Please copy each line below that contains the word "caption".

**SOURCE MATERIAL:**
▼▼▼
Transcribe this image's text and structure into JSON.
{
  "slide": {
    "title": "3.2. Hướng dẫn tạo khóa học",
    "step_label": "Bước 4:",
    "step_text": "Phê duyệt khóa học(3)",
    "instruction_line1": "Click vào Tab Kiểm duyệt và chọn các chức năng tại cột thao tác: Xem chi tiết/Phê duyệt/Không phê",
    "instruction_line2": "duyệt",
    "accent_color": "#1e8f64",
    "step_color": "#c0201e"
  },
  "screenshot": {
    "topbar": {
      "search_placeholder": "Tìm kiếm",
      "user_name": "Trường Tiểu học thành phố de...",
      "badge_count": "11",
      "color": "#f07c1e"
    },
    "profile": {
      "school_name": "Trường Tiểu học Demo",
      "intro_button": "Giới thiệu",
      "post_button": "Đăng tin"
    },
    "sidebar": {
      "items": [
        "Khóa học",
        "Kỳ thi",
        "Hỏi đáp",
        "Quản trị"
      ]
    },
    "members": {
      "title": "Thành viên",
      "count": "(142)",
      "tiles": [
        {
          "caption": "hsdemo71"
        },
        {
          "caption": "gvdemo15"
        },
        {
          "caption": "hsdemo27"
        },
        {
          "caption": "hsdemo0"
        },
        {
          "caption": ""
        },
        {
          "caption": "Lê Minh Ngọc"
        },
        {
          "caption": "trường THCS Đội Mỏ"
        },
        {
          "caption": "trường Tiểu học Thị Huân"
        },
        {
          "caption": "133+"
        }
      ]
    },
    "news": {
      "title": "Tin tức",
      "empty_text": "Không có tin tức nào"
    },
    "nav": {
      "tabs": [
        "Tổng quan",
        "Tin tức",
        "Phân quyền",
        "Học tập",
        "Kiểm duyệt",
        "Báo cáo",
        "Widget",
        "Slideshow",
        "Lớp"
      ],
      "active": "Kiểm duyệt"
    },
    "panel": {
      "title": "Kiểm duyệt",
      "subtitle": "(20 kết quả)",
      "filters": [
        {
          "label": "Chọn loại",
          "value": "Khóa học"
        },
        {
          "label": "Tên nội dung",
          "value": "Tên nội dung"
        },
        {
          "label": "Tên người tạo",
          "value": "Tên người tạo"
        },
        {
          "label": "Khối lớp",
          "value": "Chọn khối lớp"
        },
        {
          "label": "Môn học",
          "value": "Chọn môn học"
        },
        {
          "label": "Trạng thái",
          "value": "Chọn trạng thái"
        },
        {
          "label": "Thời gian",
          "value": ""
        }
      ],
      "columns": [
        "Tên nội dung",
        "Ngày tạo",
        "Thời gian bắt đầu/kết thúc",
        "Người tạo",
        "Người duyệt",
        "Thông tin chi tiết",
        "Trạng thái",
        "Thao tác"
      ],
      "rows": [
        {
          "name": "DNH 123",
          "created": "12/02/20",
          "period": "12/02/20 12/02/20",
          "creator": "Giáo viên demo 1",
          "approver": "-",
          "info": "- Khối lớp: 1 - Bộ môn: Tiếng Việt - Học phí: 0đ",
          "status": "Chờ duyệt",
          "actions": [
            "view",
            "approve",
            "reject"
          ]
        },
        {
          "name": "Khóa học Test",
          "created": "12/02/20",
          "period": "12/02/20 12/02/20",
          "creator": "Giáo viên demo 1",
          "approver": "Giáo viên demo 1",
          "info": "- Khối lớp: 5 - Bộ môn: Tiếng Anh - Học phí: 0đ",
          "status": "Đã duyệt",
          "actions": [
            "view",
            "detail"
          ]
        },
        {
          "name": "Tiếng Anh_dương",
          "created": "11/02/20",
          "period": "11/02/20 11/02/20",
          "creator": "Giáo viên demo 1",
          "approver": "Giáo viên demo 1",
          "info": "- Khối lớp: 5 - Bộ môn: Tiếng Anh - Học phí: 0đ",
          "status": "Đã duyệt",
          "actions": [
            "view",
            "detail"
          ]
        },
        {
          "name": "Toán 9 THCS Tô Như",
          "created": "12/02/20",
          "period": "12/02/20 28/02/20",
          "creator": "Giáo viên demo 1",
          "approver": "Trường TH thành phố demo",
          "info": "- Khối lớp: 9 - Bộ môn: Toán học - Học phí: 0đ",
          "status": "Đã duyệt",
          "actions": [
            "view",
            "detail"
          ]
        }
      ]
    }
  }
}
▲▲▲
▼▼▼
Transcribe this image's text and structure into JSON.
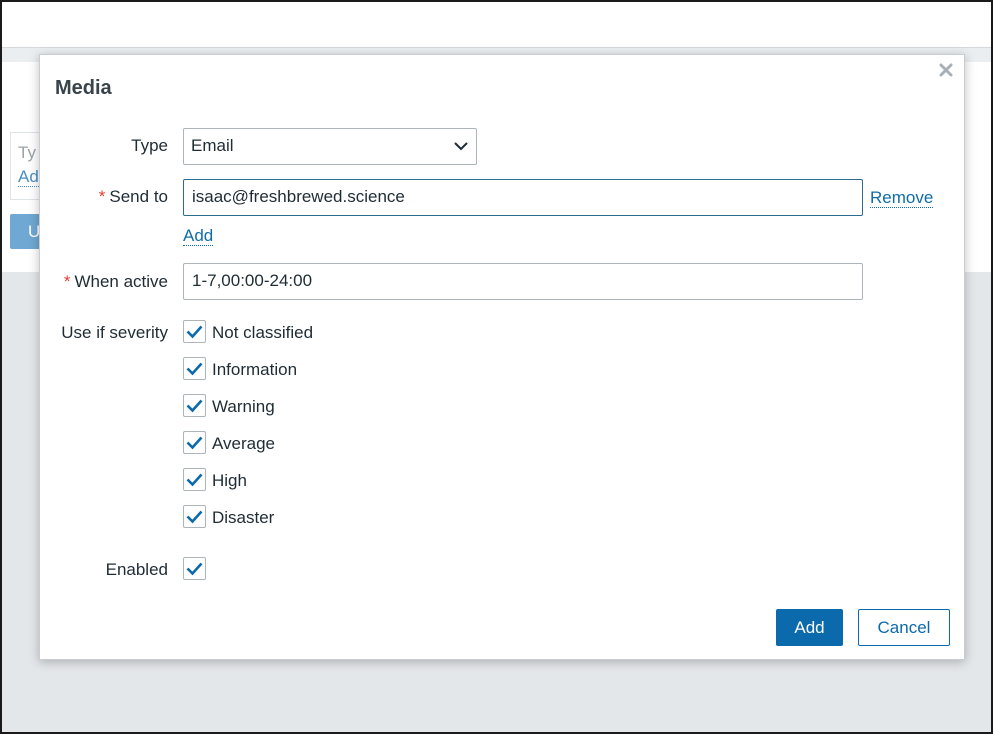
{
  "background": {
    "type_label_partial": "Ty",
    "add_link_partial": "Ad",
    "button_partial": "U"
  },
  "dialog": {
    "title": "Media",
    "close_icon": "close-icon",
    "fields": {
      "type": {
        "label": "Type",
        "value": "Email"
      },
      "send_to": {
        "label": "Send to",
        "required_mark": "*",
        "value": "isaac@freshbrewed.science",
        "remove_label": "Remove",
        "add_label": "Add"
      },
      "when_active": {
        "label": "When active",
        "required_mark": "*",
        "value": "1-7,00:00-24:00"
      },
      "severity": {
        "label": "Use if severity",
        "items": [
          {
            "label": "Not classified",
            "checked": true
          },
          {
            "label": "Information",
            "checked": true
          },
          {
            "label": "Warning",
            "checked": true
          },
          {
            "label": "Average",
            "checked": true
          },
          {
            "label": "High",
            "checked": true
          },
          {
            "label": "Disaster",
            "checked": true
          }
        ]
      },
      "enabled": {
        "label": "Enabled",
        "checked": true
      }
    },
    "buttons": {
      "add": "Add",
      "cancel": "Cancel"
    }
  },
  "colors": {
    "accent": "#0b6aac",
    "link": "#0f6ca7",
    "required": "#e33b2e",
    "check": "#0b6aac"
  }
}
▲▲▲
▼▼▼
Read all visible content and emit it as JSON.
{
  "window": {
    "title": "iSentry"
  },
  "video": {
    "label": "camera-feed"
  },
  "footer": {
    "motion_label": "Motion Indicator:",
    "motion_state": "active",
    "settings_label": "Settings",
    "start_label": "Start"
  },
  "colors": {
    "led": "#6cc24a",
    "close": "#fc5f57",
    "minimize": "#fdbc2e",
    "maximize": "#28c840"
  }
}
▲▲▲
**COMPLETED TASK:**
          "caption": "hsdemo71"
          "caption": "gvdemo15"
          "caption": "hsdemo27"
          "caption": "hsdemo0"
          "caption": ""
          "caption": "Lê Minh Ngọc"
          "caption": "trường THCS Đội Mỏ"
          "caption": "trường Tiểu học Thị Huân"
          "caption": "133+"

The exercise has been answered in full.